In 1978, the first American satellite was launched into an earth orbit. Since then, determining one’s own position has been possible with this global satellite system. The term GPS (Global Positioning System) has since become the standard synonym for all satellite-based navigation systems. But the reason why it is incredibly important to talk about GNSS (Global Navigation Satellite System) nowadays and why GNSS enables a major increase in the performance of inertial navigation systems is explained in this whitepaper.

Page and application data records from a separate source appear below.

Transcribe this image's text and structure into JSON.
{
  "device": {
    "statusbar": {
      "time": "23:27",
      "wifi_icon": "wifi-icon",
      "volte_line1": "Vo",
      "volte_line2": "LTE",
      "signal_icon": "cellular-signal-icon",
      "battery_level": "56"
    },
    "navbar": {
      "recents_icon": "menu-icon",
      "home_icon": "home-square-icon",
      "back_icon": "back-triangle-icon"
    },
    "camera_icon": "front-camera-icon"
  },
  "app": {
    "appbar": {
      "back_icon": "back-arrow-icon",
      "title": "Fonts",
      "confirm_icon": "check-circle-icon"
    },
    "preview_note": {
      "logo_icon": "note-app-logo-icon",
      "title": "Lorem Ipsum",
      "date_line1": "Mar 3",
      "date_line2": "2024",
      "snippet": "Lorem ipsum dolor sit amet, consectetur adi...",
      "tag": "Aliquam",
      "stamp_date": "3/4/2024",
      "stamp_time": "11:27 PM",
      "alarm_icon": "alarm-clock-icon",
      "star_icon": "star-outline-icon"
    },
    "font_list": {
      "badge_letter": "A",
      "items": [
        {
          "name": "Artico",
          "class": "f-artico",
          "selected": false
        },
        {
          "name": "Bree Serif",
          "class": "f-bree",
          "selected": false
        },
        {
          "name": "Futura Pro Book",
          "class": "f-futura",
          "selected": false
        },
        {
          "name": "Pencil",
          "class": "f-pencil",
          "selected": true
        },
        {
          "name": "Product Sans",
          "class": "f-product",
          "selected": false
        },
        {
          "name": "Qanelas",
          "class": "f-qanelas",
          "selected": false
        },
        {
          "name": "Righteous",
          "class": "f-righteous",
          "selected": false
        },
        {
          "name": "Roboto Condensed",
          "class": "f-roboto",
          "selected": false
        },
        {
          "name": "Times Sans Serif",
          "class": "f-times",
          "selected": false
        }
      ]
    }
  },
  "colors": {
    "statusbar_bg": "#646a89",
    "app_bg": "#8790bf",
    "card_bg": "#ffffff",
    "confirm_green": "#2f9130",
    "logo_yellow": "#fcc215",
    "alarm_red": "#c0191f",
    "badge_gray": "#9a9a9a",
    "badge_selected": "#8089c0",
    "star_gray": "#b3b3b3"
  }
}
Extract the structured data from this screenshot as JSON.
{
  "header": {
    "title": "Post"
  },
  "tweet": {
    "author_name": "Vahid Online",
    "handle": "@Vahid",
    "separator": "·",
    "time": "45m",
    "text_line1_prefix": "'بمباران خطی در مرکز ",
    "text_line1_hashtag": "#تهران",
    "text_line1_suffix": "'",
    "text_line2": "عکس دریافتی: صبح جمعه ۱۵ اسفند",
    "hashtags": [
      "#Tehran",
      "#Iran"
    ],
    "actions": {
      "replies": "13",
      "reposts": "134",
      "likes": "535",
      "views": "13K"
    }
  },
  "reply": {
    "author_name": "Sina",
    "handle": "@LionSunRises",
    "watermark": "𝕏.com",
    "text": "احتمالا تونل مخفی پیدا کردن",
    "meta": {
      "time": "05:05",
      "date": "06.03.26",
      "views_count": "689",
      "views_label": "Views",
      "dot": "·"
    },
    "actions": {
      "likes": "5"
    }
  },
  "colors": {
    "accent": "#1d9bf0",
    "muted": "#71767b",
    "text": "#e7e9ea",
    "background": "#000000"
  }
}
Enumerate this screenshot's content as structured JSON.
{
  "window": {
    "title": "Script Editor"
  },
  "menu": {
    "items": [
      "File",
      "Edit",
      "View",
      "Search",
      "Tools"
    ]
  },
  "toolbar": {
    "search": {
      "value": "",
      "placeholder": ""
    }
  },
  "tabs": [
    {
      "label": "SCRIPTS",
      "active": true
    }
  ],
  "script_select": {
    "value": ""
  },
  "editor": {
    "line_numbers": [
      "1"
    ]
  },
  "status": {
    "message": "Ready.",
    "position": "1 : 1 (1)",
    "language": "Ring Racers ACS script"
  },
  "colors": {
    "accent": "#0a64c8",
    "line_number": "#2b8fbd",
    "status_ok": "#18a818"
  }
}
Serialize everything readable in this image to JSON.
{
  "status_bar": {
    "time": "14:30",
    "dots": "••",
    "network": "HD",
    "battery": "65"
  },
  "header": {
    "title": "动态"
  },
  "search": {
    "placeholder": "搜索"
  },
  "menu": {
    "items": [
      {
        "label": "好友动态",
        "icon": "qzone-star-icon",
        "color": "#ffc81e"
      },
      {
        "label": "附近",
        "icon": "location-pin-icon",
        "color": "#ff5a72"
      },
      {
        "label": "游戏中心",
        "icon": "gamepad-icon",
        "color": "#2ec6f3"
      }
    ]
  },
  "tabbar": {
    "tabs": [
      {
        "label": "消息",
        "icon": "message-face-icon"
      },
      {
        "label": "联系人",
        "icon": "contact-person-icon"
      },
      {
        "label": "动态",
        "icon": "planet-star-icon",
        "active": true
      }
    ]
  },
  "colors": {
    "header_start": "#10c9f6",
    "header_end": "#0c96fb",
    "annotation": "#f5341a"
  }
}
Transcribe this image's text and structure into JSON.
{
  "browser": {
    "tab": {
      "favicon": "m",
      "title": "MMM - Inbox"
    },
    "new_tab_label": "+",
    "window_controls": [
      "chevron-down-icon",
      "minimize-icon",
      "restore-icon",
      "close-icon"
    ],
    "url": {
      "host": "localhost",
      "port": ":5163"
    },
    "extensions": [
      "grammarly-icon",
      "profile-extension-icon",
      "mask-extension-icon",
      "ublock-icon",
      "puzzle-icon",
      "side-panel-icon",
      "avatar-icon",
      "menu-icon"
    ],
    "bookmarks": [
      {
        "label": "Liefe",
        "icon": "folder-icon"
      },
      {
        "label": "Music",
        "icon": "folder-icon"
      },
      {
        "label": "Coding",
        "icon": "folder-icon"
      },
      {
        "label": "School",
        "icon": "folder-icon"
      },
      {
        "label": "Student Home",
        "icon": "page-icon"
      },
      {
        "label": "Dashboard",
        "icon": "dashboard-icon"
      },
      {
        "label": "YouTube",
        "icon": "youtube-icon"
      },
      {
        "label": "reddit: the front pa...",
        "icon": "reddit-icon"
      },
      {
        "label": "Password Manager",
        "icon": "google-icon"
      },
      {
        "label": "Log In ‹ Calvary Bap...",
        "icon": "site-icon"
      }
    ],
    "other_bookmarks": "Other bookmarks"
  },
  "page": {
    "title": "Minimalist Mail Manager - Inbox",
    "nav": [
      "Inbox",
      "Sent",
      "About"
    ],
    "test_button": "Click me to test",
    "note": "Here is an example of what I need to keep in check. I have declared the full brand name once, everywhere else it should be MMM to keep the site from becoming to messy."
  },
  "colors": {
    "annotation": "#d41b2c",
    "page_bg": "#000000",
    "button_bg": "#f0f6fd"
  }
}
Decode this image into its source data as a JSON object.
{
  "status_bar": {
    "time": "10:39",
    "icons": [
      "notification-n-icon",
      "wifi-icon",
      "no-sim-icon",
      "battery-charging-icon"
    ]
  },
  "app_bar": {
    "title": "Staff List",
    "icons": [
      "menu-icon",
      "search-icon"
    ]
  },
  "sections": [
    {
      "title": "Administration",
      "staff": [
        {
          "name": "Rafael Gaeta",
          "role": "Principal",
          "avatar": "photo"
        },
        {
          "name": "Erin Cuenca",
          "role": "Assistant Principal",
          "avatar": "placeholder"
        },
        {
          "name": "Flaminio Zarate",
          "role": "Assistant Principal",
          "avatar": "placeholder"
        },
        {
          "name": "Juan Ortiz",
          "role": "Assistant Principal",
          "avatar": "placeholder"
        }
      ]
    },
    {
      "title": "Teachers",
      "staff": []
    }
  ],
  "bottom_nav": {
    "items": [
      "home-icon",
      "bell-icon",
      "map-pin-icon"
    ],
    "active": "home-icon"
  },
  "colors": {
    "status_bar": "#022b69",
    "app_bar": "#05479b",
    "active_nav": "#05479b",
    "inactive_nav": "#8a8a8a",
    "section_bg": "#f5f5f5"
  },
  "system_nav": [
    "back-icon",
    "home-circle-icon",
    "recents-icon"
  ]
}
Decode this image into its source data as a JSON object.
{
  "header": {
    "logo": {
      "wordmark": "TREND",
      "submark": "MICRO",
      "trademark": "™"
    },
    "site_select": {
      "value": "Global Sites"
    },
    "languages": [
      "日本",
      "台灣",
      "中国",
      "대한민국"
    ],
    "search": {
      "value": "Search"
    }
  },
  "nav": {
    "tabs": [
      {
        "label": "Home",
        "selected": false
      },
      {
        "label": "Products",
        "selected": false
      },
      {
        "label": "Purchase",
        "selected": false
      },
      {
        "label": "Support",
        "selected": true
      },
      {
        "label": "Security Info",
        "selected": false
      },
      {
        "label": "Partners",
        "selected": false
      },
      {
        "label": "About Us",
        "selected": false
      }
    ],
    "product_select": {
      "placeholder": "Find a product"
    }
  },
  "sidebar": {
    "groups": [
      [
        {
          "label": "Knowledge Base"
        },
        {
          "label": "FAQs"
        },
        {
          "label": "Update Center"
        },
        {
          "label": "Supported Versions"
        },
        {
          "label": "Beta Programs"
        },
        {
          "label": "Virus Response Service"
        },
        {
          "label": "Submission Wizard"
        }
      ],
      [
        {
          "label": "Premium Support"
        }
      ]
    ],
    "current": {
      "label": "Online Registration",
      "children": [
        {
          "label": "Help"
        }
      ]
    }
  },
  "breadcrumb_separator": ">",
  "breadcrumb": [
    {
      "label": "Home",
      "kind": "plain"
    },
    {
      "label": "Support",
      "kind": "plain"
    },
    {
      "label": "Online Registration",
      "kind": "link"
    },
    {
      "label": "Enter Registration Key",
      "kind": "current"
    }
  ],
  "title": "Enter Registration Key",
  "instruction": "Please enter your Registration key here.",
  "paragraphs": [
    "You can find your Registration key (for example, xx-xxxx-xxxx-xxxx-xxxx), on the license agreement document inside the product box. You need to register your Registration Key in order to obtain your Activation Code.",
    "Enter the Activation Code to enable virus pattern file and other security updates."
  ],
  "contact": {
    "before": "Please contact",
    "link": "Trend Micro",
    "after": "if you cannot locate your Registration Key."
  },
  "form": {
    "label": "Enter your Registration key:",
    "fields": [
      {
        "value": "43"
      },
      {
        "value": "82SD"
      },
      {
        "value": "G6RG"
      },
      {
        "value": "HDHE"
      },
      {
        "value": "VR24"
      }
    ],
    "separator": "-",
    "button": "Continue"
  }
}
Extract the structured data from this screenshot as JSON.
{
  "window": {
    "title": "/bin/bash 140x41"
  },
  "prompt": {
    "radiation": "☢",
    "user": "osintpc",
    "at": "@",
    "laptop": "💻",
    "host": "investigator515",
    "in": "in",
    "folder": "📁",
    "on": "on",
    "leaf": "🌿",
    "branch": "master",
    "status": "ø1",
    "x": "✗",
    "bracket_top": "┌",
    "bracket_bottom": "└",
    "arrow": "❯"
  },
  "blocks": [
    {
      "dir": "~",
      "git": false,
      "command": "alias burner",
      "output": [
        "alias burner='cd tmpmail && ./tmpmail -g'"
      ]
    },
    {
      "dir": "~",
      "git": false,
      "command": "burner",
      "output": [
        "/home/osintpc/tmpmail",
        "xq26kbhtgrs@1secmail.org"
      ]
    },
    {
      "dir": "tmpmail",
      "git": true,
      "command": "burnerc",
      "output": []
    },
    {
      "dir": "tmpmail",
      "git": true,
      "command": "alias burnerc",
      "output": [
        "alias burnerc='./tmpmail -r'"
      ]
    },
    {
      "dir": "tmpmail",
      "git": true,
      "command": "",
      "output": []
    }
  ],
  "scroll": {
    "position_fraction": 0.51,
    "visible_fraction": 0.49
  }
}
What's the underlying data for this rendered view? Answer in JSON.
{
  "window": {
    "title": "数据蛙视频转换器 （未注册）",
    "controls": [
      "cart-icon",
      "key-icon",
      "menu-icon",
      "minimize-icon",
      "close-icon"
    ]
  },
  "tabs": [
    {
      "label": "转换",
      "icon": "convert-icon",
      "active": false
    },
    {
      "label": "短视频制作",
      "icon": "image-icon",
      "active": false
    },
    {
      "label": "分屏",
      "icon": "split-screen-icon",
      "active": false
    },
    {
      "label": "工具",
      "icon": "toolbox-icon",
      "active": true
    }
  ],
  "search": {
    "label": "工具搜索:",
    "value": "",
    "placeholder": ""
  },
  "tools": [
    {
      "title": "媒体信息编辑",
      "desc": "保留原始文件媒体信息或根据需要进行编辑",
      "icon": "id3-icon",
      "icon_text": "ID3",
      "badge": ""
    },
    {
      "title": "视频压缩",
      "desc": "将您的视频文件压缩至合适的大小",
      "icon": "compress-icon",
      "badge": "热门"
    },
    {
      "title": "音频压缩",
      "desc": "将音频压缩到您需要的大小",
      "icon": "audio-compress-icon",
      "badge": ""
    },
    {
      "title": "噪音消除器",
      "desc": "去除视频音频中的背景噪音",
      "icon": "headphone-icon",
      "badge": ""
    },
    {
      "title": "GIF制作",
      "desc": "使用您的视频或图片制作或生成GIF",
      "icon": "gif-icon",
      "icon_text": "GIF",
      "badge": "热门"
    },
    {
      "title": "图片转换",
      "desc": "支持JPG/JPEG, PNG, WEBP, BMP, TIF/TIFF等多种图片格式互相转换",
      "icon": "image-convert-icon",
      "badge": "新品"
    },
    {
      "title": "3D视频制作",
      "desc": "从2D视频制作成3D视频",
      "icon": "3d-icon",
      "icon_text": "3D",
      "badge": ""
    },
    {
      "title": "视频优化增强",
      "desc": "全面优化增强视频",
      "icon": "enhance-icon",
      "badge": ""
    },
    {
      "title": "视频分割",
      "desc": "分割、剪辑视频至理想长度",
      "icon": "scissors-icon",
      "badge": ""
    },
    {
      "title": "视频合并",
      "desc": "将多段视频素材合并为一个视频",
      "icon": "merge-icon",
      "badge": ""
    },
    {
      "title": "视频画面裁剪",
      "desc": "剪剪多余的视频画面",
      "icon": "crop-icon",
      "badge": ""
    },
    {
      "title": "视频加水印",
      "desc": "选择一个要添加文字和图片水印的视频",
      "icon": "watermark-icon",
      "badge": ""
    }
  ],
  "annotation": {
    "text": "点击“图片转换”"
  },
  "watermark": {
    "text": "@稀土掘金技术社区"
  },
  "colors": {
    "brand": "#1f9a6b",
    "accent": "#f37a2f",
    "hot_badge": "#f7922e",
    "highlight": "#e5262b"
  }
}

GNSS stands for Global Navigation Satellite System and includes the satellite systems GPS, GLONASS, GALILEO and BEIDOU. For a valid and very precise position solution, the GNSS receiver requires at least 6 different satellite signals. Modern GNSS receivers are capable of using all satellite systems simultaneously and intersecting the best satellite signals in each position. This enables navigation in situations where one satellite system alone would not be adequate, such as in urban canyons or tree-lined avenues. The situation becomes particularly critical when the GNSS receiver receives reflected satellite signals: the so-called multipath effect. In such cases, the receiver may include incorrect information when calculating the position solution, resulting in decreased accuracy. The more satellites the GNSS receiver can use for solution determination, the greater the likelihood of compensating for or eliminating these multipath effects.